(Source information)

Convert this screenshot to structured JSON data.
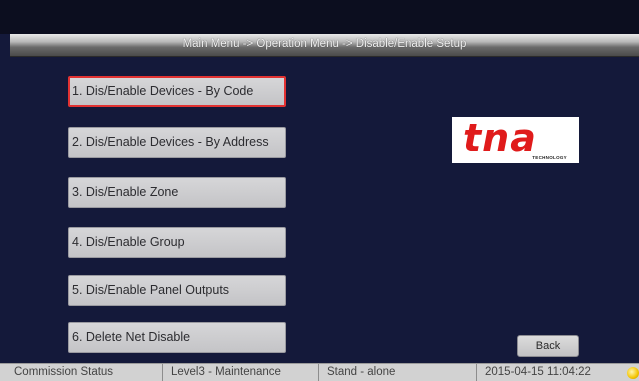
{
  "header": {
    "breadcrumb": "Main Menu -> Operation Menu -> Disable/Enable Setup"
  },
  "menu": {
    "items": [
      {
        "label": "1. Dis/Enable Devices - By Code",
        "selected": true
      },
      {
        "label": "2. Dis/Enable Devices - By Address",
        "selected": false
      },
      {
        "label": "3. Dis/Enable Zone",
        "selected": false
      },
      {
        "label": "4. Dis/Enable Group",
        "selected": false
      },
      {
        "label": "5. Dis/Enable Panel Outputs",
        "selected": false
      },
      {
        "label": "6. Delete Net Disable",
        "selected": false
      }
    ]
  },
  "logo": {
    "word": "tna",
    "tagline": "TECHNOLOGY",
    "color": "#e01b1b"
  },
  "back_label": "Back",
  "status": {
    "commission": "Commission Status",
    "access_level": "Level3 - Maintenance",
    "mode": "Stand - alone",
    "datetime": "2015-04-15 11:04:22",
    "indicator_icon": "bulb-icon"
  },
  "colors": {
    "background": "#14193a",
    "selected_border": "#e23232"
  }
}
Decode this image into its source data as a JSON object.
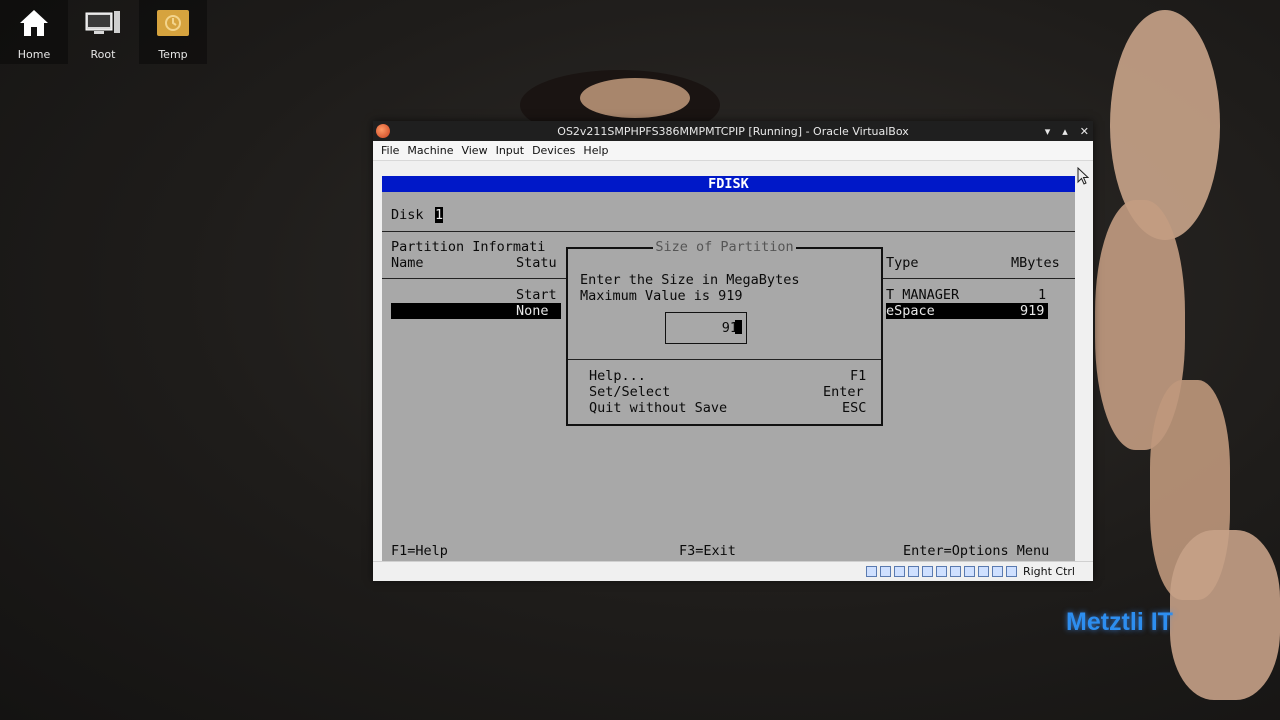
{
  "desktop": {
    "icons": [
      {
        "label": "Home",
        "icon": "home-icon"
      },
      {
        "label": "Root",
        "icon": "computer-icon"
      },
      {
        "label": "Temp",
        "icon": "folder-icon"
      }
    ],
    "watermark": "Metztli IT"
  },
  "window": {
    "title": "OS2v211SMPHPFS386MMPMTCPIP [Running] - Oracle VirtualBox",
    "menu": [
      "File",
      "Machine",
      "View",
      "Input",
      "Devices",
      "Help"
    ],
    "status_host_key": "Right Ctrl"
  },
  "guest": {
    "header": "FDISK",
    "disk_label": "Disk",
    "disk_number": "1",
    "partition_info_label": "Partition Informati",
    "col_name": "Name",
    "col_status": "Statu",
    "col_type": "Type",
    "col_mbytes": "MBytes",
    "rows": [
      {
        "status": "Start",
        "type": "T MANAGER",
        "mbytes": "1"
      },
      {
        "status": "None",
        "type": "eSpace",
        "mbytes": "919"
      }
    ],
    "footer_help": "F1=Help",
    "footer_exit": "F3=Exit",
    "footer_options": "Enter=Options Menu"
  },
  "dialog": {
    "title": "Size of Partition",
    "line1": "Enter the Size in MegaBytes",
    "line2": "Maximum Value is 919",
    "input_value": "91",
    "cursor_char": "9",
    "options": [
      {
        "label": "Help...",
        "key": "F1"
      },
      {
        "label": "Set/Select",
        "key": "Enter"
      },
      {
        "label": "Quit without Save",
        "key": "ESC"
      }
    ]
  },
  "colors": {
    "fdisk_header": "#0018c8",
    "guest_background": "#a8a8a8",
    "watermark": "#2d8ef0"
  }
}
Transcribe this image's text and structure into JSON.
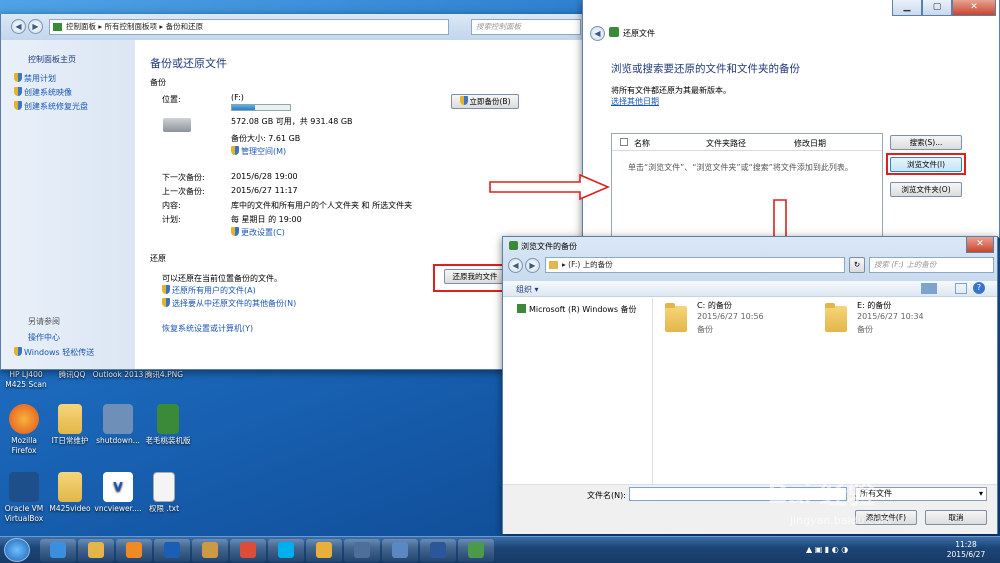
{
  "desktop": {
    "icons": [
      {
        "id": "hp",
        "label": "HP LJ400 M425 Scan",
        "color": "#3a70c0"
      },
      {
        "id": "qq",
        "label": "腾讯QQ",
        "color": "#222"
      },
      {
        "id": "outlook",
        "label": "Outlook 2013",
        "color": "#1a5fb4"
      },
      {
        "id": "png",
        "label": "腾讯4.PNG",
        "color": "#ccc"
      },
      {
        "id": "firefox",
        "label": "Mozilla Firefox",
        "color": "#e66a1f"
      },
      {
        "id": "it",
        "label": "IT日常维护",
        "color": "#e2b64a"
      },
      {
        "id": "shutdown",
        "label": "shutdown...",
        "color": "#6d8fb8"
      },
      {
        "id": "laomao",
        "label": "老毛桃装机版",
        "color": "#3a8a3a"
      },
      {
        "id": "vbox",
        "label": "Oracle VM VirtualBox",
        "color": "#1d4f8a"
      },
      {
        "id": "m425",
        "label": "M425video",
        "color": "#e2b64a"
      },
      {
        "id": "vnc",
        "label": "vncviewer....",
        "color": "#e0e0e0"
      },
      {
        "id": "perm",
        "label": "权限 .txt",
        "color": "#f4f4f4"
      }
    ]
  },
  "backup_window": {
    "address": {
      "crumbs": [
        "控制面板",
        "所有控制面板项",
        "备份和还原"
      ],
      "search_placeholder": "搜索控制面板"
    },
    "sidebar": {
      "home": "控制面板主页",
      "links": [
        "禁用计划",
        "创建系统映像",
        "创建系统修复光盘"
      ],
      "see_also": "另请参阅",
      "see_links": [
        "操作中心",
        "Windows 轻松传送"
      ]
    },
    "title": "备份或还原文件",
    "backup_section": "备份",
    "location_label": "位置:",
    "location_value": "(F:)",
    "disk_free": "572.08 GB 可用，共 931.48 GB",
    "disk_used_fraction": 0.39,
    "backup_size": "备份大小: 7.61 GB",
    "manage_space": "管理空间(M)",
    "backup_now": "立即备份(B)",
    "rows": [
      {
        "label": "下一次备份:",
        "value": "2015/6/28 19:00"
      },
      {
        "label": "上一次备份:",
        "value": "2015/6/27 11:17"
      },
      {
        "label": "内容:",
        "value": "库中的文件和所有用户的个人文件夹 和 所选文件夹"
      },
      {
        "label": "计划:",
        "value": "每 星期日 的 19:00"
      }
    ],
    "change_settings": "更改设置(C)",
    "restore_section": "还原",
    "restore_text": "可以还原在当前位置备份的文件。",
    "restore_all_users": "还原所有用户的文件(A)",
    "select_other": "选择要从中还原文件的其他备份(N)",
    "recover_settings": "恢复系统设置或计算机(Y)",
    "restore_my_files": "还原我的文件"
  },
  "restore_window": {
    "title": "还原文件",
    "heading": "浏览或搜索要还原的文件和文件夹的备份",
    "subtext": "将所有文件都还原为其最新版本。",
    "choose_date": "选择其他日期",
    "columns": [
      "名称",
      "文件夹路径",
      "修改日期"
    ],
    "empty_hint": "单击“浏览文件”、“浏览文件夹”或“搜索”将文件添加到此列表。",
    "search_btn": "搜索(S)...",
    "browse_files_btn": "浏览文件(I)",
    "browse_folders_btn": "浏览文件夹(O)"
  },
  "browse_dialog": {
    "title": "浏览文件的备份",
    "address": "(F:) 上的备份",
    "search_placeholder": "搜索 (F:) 上的备份",
    "organize": "组织 ▾",
    "nav_item": "Microsoft (R) Windows 备份",
    "items": [
      {
        "name": "C: 的备份",
        "date": "2015/6/27 10:56",
        "type": "备份"
      },
      {
        "name": "E: 的备份",
        "date": "2015/6/27 10:34",
        "type": "备份"
      }
    ],
    "filename_label": "文件名(N):",
    "filter_value": "所有文件",
    "add_files": "添加文件(F)",
    "cancel": "取消"
  },
  "taskbar": {
    "apps": [
      "ie",
      "explorer",
      "media",
      "outlook",
      "tool",
      "chrome",
      "skype",
      "vmware",
      "vbox",
      "rdp",
      "word",
      "network"
    ],
    "time": "11:28",
    "date": "2015/6/27"
  },
  "watermark": {
    "brand": "Bai 经验",
    "url": "jingyan.baidu.com"
  }
}
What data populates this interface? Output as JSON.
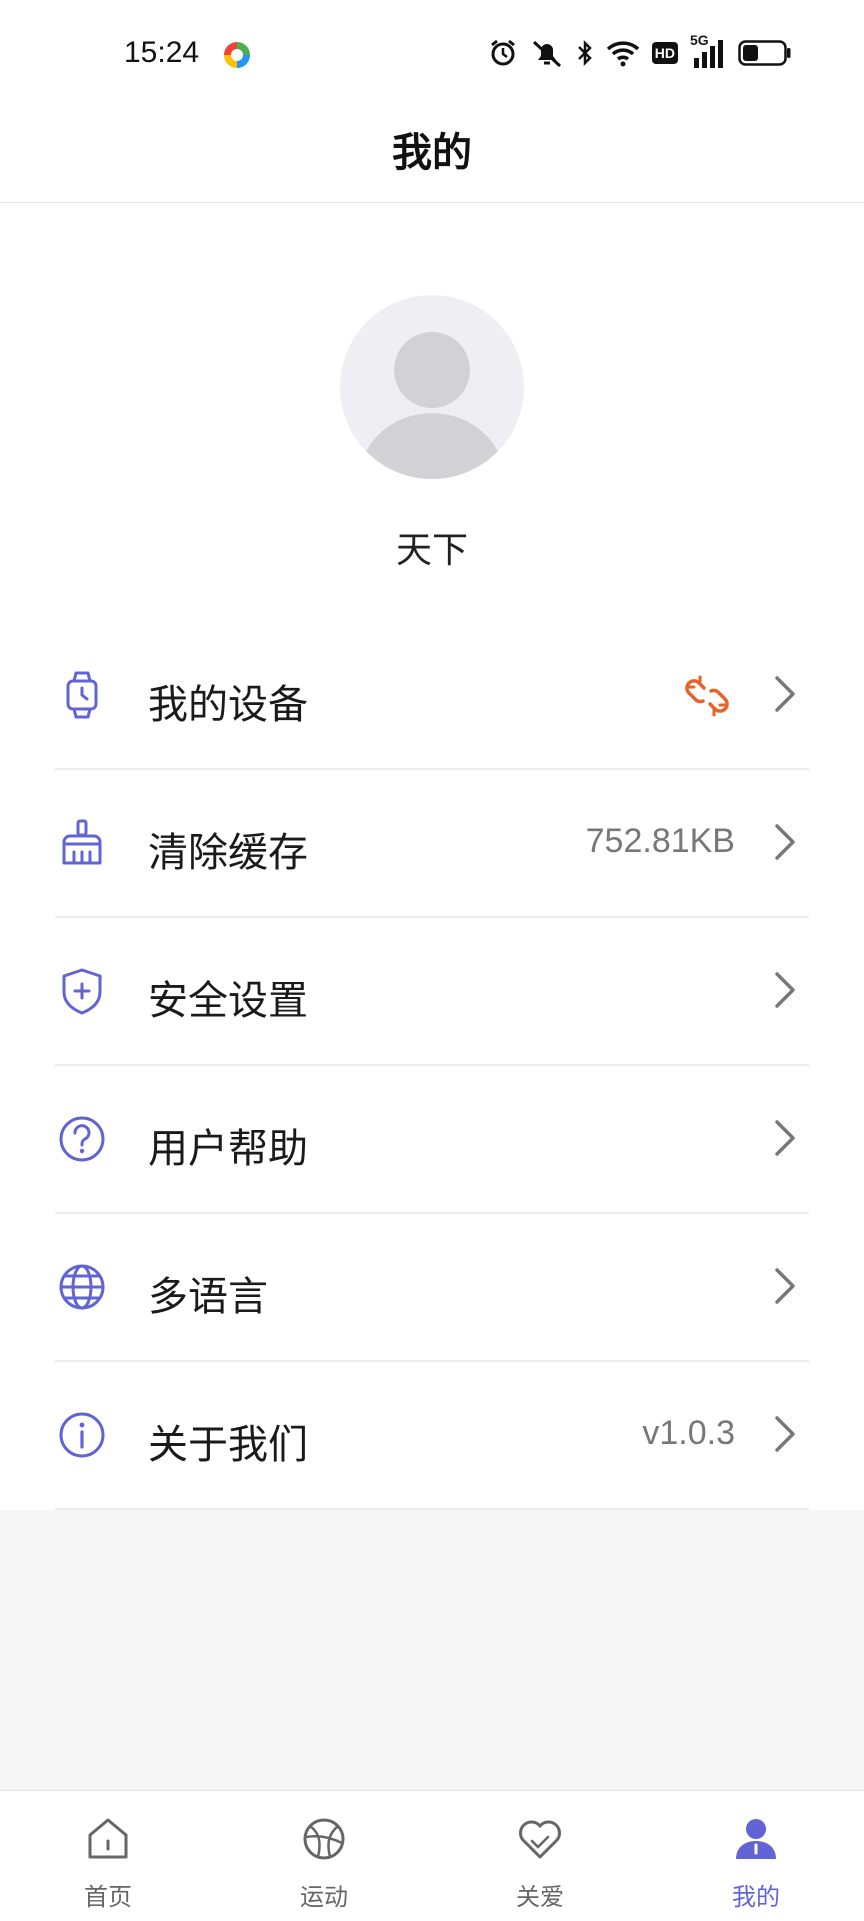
{
  "status_bar": {
    "time": "15:24",
    "network": "5G",
    "hd": "HD"
  },
  "header": {
    "title": "我的"
  },
  "profile": {
    "username": "天下"
  },
  "menu": {
    "items": [
      {
        "label": "我的设备",
        "icon": "watch-icon",
        "value": "",
        "status_icon": "broken-link-icon"
      },
      {
        "label": "清除缓存",
        "icon": "broom-icon",
        "value": "752.81KB"
      },
      {
        "label": "安全设置",
        "icon": "shield-plus-icon",
        "value": ""
      },
      {
        "label": "用户帮助",
        "icon": "help-circle-icon",
        "value": ""
      },
      {
        "label": "多语言",
        "icon": "globe-icon",
        "value": ""
      },
      {
        "label": "关于我们",
        "icon": "info-circle-icon",
        "value": "v1.0.3"
      }
    ]
  },
  "tabbar": {
    "tabs": [
      {
        "label": "首页",
        "icon": "home-icon",
        "active": false
      },
      {
        "label": "运动",
        "icon": "sports-ball-icon",
        "active": false
      },
      {
        "label": "关爱",
        "icon": "heart-icon",
        "active": false
      },
      {
        "label": "我的",
        "icon": "user-icon",
        "active": true
      }
    ]
  },
  "colors": {
    "accent": "#6264d6",
    "warning": "#e8622a",
    "background": "#f6f6f7",
    "icon_gray": "#666666"
  }
}
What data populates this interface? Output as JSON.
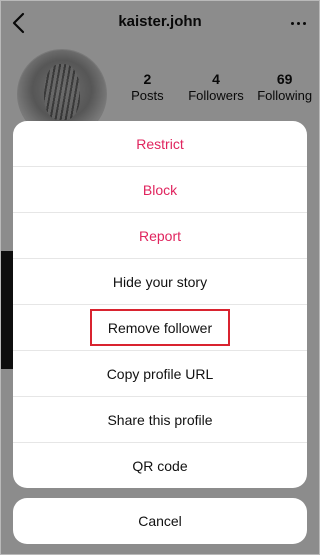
{
  "header": {
    "username": "kaister.john"
  },
  "profile": {
    "stats": [
      {
        "value": "2",
        "label": "Posts"
      },
      {
        "value": "4",
        "label": "Followers"
      },
      {
        "value": "69",
        "label": "Following"
      }
    ]
  },
  "sheet": {
    "items": [
      {
        "label": "Restrict"
      },
      {
        "label": "Block"
      },
      {
        "label": "Report"
      },
      {
        "label": "Hide your story"
      },
      {
        "label": "Remove follower"
      },
      {
        "label": "Copy profile URL"
      },
      {
        "label": "Share this profile"
      },
      {
        "label": "QR code"
      }
    ],
    "cancel_label": "Cancel"
  },
  "colors": {
    "danger": "#e0245e",
    "highlight": "#d9232f"
  }
}
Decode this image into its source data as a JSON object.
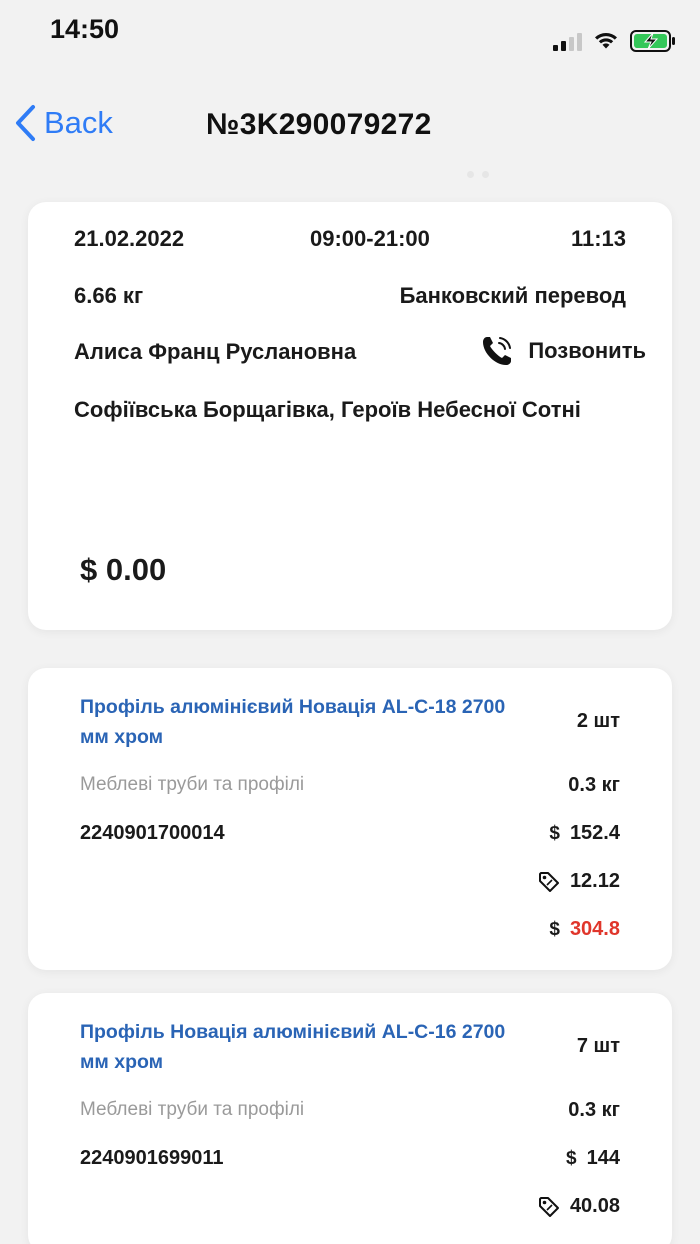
{
  "status": {
    "time": "14:50"
  },
  "nav": {
    "back_label": "Back",
    "order_number": "№3K290079272"
  },
  "summary": {
    "date": "21.02.2022",
    "window": "09:00-21:00",
    "time": "11:13",
    "weight": "6.66 кг",
    "payment": "Банковский перевод",
    "customer": "Алиса Франц Руслановна",
    "call_label": "Позвонить",
    "address": "Софіївська Борщагівка, Героїв Небесної Сотні",
    "currency": "$",
    "total": "0.00"
  },
  "items": [
    {
      "name": "Профіль алюмінієвий Новація AL-C-18 2700 мм хром",
      "qty": "2 шт",
      "category": "Меблеві труби та профілі",
      "weight": "0.3 кг",
      "barcode": "2240901700014",
      "currency": "$",
      "price": "152.4",
      "discount": "12.12",
      "sum": "304.8"
    },
    {
      "name": "Профіль Новація алюмінієвий AL-C-16 2700 мм хром",
      "qty": "7 шт",
      "category": "Меблеві труби та профілі",
      "weight": "0.3 кг",
      "barcode": "2240901699011",
      "currency": "$",
      "price": "144",
      "discount": "40.08"
    }
  ],
  "colors": {
    "accent": "#2f7cf6",
    "link": "#2a64b5",
    "sum": "#e0362b",
    "battery": "#34c759"
  }
}
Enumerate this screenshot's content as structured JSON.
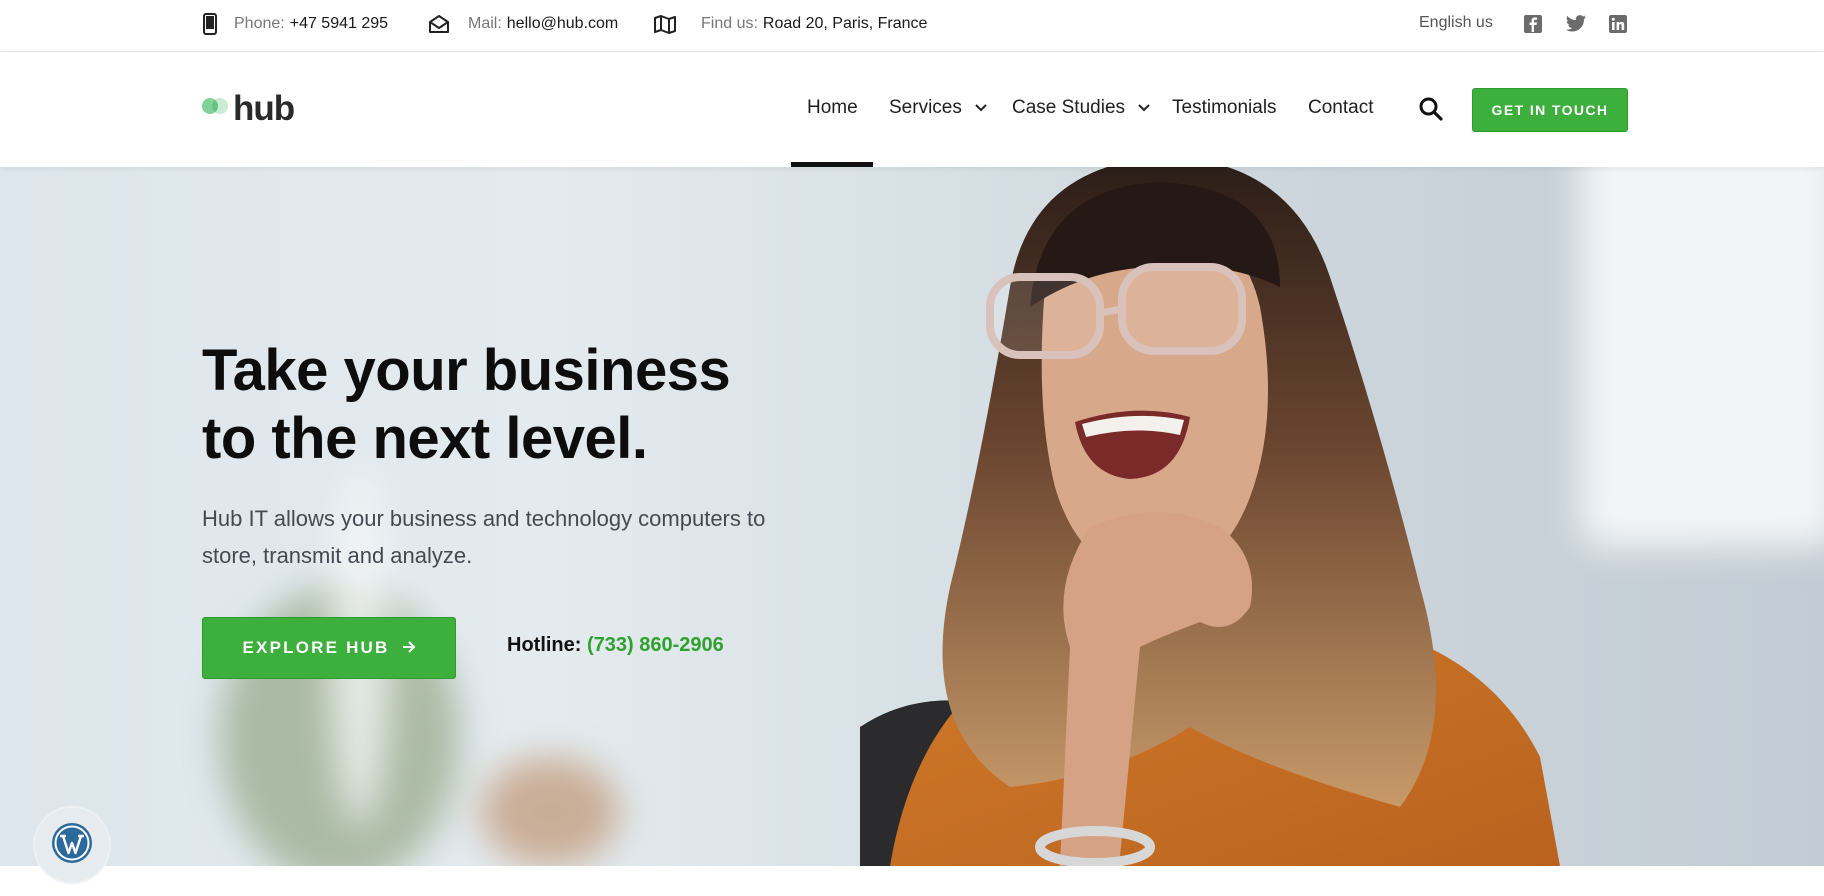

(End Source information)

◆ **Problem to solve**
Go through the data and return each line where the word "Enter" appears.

◆ **Answer area**
    "footer_options": "Enter=Options Menu"
    "line1": "Enter the Size in MegaBytes",
        "key": "Enter"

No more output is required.